-- INPUT --
━━━━━━━━━━━━━━━━

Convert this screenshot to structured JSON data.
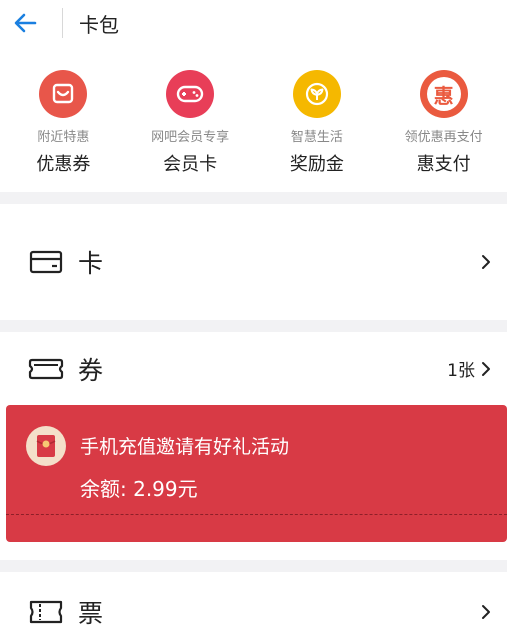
{
  "header": {
    "title": "卡包",
    "back_icon": "back-arrow-icon",
    "accent": "#1a7fe0"
  },
  "quick_links": [
    {
      "sub": "附近特惠",
      "label": "优惠券",
      "icon": "smile-bag-icon",
      "color": "#e8564a"
    },
    {
      "sub": "网吧会员专享",
      "label": "会员卡",
      "icon": "gamepad-icon",
      "color": "#e83e58"
    },
    {
      "sub": "智慧生活",
      "label": "奖励金",
      "icon": "sprout-icon",
      "color": "#f5b800"
    },
    {
      "sub": "领优惠再支付",
      "label": "惠支付",
      "icon": "hui-icon",
      "glyph": "惠",
      "color": "#ea5a3f"
    }
  ],
  "sections": {
    "card": {
      "label": "卡",
      "icon": "card-icon"
    },
    "coupon": {
      "label": "券",
      "icon": "ticket-icon",
      "count": "1张"
    },
    "ticket": {
      "label": "票",
      "icon": "ticket-stub-icon"
    }
  },
  "coupon_item": {
    "title": "手机充值邀请有好礼活动",
    "balance": "余额: 2.99元",
    "icon": "red-envelope-icon",
    "color": "#d83a45"
  }
}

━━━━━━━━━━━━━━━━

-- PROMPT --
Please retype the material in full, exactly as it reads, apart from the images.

-- OUTPUT --
Convert this screenshot to structured JSON data.
{
  "header": {
    "title": "卡包",
    "back_icon": "back-arrow-icon",
    "accent": "#1a7fe0"
  },
  "quick_links": [
    {
      "sub": "附近特惠",
      "label": "优惠券",
      "icon": "smile-bag-icon",
      "color": "#e8564a"
    },
    {
      "sub": "网吧会员专享",
      "label": "会员卡",
      "icon": "gamepad-icon",
      "color": "#e83e58"
    },
    {
      "sub": "智慧生活",
      "label": "奖励金",
      "icon": "sprout-icon",
      "color": "#f5b800"
    },
    {
      "sub": "领优惠再支付",
      "label": "惠支付",
      "icon": "hui-icon",
      "glyph": "惠",
      "color": "#ea5a3f"
    }
  ],
  "sections": {
    "card": {
      "label": "卡",
      "icon": "card-icon"
    },
    "coupon": {
      "label": "券",
      "icon": "ticket-icon",
      "count": "1张"
    },
    "ticket": {
      "label": "票",
      "icon": "ticket-stub-icon"
    }
  },
  "coupon_item": {
    "title": "手机充值邀请有好礼活动",
    "balance": "余额: 2.99元",
    "icon": "red-envelope-icon",
    "color": "#d83a45"
  }
}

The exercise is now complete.